i) Availability of video conferencing facility.
ii) Availability of legal aid service.
iii) Deposit of cost for travel, lodging and boarding in terms of Order XXV CPC.
iv) E-mail address/phone number, if any, at which litigant from out station may communicate.
Some relevant extract from the three judge bench judgment:
The [Supreme] Court has the power to allow the petition seeking transfer or to decline the prayer and indubitably, it is on consideration of the merits of the case and satisfaction of the Court on that score.
49. The procedure of videoconferencing which is to be adopted when one party gives consent is contrary to Section 11 of the 1984 Act. There is no provision that the matter can be dealt with by the Family Court Judge by taking recourse to videoconferencing. When a matter is not transferred and settlement proceedings take place which is in the nature of reconciliation, it will be well nigh impossible to bridge the gap. What one party can communicate with other, if they are left alone for sometime, is not possible in videoconferencing and if possible, it is very doubtful whether the emotional bond can be established in a virtual meeting during videoconferencing. Videoconferencing may create a dent in the process of settlement.
50. [When] most of the time, a case is filed for transfer relating to matrimonial disputes governed by the 1984 Act, the statutory right of a woman cannot be nullified by taking route to technological advancement and destroying her right under a law, more so, when it relates to family matters. In our considered opinion, dignity of women is sustained and put on a higher pedestal if her choice is respected. That will be in consonance with Article 15(3) of the Constitution.

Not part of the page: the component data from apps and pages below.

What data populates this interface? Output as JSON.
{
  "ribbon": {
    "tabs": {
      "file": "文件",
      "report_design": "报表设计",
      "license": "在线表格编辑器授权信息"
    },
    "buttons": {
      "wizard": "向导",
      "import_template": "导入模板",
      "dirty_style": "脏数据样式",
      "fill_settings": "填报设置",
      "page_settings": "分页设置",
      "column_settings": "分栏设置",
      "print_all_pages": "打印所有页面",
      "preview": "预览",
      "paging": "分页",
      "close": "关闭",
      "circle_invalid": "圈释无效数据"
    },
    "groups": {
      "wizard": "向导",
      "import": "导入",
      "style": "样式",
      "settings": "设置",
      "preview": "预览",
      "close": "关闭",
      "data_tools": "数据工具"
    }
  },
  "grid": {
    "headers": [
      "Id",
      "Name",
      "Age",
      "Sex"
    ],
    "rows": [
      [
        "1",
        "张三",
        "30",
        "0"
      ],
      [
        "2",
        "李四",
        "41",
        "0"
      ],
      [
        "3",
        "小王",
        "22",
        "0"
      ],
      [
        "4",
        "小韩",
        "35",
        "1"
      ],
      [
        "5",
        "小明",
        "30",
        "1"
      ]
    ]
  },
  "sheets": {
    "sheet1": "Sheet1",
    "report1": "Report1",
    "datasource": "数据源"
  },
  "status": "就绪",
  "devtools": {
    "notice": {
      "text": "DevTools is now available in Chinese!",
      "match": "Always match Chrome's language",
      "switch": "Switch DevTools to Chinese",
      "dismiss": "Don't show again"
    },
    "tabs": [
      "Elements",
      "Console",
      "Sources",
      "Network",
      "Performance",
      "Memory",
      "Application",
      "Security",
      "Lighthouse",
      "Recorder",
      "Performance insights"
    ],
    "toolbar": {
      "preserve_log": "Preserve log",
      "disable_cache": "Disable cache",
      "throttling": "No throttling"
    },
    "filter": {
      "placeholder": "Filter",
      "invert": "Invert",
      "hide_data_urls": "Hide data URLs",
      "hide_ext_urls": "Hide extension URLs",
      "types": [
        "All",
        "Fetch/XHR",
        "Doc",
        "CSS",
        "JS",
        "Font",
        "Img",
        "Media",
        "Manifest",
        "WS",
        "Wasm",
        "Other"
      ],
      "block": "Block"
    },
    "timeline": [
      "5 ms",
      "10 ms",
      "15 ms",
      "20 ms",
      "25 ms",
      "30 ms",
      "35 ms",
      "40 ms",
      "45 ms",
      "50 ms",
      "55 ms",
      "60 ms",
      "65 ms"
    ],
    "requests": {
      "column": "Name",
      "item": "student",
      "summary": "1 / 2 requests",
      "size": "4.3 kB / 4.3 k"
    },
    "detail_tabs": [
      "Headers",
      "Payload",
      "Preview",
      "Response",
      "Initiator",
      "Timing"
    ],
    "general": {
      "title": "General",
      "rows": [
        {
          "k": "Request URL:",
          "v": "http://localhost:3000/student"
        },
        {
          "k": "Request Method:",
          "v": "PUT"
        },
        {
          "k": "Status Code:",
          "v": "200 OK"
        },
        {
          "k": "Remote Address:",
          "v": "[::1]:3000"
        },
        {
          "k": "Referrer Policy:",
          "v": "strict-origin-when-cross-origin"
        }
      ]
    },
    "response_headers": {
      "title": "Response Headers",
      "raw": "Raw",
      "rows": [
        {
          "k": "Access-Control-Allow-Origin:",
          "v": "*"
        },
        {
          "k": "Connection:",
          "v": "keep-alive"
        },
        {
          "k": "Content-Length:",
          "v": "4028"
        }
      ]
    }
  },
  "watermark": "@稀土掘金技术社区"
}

Therefore, we are disposed to think that once a settlement fails and if both the parties give consent that a witness can be examined in video conferencing, that can be allowed. That apart, when they give consent that it is necessary in a specific factual matrix having regard to the convenience of the parties, the Family Court may allow the prayer for videoconferencing. That much of discretion, we are inclined to think can be conferred on the Family Court. Such a limited discretion will not run counter to the legislative intention that permeates the 1984 Act. However, we would like to add a safeguard. A joint application should be filed before the Family Court Judge, who shall take a decision.
However, we make it clear that in a transfer petition, no direction can be issued for video conferencing. We reiterate that the discretion has to rest with the Family Court to be exercised after the court arrives at a definite conclusion that the settlement is not possible and both parties file a joint application or each party filing his/her consent memorandum seeking hearing by videoconferencing.
Justice Chandrachud has in his dissenting judgment observed:
8. Video conferencing is gender neutral. In fact it ensures that one of the spouses cannot procrastinate and delay the conclusion of the trial. Delay, it must be remembered, generally defeats the cause of a party which is not the dominant partner in a relationship. Asymmetries of power have a profound consequence in marital ties. Imposing an unwavering requirement of personal and physical presence (and exclusion of facilitative technological tools such as video conferencing) will result
in a denial of justice.
Read the complete judgment here: